With best wishes
|September 26, 2007 22:54:13 (GMT Time)|
|Name:||Dinah Shannon Top|
|Question 129||Are there any living relatives of Jane Austen today?|

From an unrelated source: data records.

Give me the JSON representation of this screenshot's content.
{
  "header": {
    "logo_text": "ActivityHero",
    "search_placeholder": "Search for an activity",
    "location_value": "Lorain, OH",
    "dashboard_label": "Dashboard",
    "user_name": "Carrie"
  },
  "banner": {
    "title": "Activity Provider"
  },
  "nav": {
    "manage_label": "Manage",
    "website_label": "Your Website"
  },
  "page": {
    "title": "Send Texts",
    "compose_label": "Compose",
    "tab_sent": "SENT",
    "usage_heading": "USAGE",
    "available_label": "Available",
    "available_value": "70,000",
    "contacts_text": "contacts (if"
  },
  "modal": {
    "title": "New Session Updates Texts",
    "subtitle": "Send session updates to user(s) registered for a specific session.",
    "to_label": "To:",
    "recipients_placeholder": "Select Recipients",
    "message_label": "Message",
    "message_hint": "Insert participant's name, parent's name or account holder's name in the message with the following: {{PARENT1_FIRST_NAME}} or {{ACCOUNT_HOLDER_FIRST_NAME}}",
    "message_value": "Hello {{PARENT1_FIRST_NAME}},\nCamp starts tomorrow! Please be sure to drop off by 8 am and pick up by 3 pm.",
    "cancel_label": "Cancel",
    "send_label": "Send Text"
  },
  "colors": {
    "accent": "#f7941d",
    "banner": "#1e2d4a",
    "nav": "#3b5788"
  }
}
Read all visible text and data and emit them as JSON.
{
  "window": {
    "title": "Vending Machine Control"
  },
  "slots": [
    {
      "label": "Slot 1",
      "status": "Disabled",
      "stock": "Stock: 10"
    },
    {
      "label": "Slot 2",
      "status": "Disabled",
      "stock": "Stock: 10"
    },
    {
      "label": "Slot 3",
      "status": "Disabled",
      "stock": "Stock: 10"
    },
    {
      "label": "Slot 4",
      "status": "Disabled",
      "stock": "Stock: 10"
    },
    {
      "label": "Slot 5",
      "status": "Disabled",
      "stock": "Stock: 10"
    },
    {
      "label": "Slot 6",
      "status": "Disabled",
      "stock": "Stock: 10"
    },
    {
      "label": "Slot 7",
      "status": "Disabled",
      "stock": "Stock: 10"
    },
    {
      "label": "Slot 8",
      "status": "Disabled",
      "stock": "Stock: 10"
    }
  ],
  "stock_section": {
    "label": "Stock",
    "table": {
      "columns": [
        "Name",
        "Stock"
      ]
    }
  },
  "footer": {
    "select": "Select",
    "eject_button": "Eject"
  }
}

Yes, there are, although of course through my siblings as I myself never married. One might briefly pause to reflect what may be implied from this. For example, my sister Cassandra, close genetically and generally was neither an author nor a literary intellectual. In that sense my closest affiliation was with my elder brother James, Oxford-educated, intellectual, and a poet of some distinction whose poems have recently been reissued. It can hardly be inferred that any modern descendents will have much in common with me, whatever a geneticist’s view of the matter. Informally, a recent television newsreader, Mark Austen or was it Austin (?) seemed to have something of the Austen countenance! That good actress Anna Chancellor who had the unenviable role of Caroline Bingley in the 1995 BBC version of Pride and Prejudice claims kin, no doubt with complete justification. But I’m not quite clear as to through which branch we are connected. Claire Tomalin, my biographer, is a good source of information here. We read of Catherine, a daughter of Admiral Francis Austen, my brother, outraged by the destruction of my letters to him by her elder sister, going out to America to help one of her sons who had obviously settled there, and dying in California . There is more evidence of American descendents, as one of mine (through Charles) was a ‘GI bride’. Family members exist through the large families of my brothers Francis, Charles (both Admirals) and Edward, a landowner, who took the name of Knight. Charles was ‘our particular little brother’, but his descendents had more difficult lives than the others, and one ended up as a bricklayer who graduated to driving a bread van ‘because he liked horses’ (honourable pursuits, but perhaps surprisingly humble for the descendents of an Admiral). He had a son who became a salesman for Morris Motors. The son of one of Charles’s descendents emigrated to Argentina , and his daughter Margaret married a Melvin Greengrass of New York in 1945. As you will see from the family tree(s) produced at the end of Claire Tomalin’s biography of me, as reissued in 2000, many descendents must be scattered abroad, if with ever more tenuous gentic links.
With best wishes.
|July 10, 2007 20:30:41 (GMT Time)|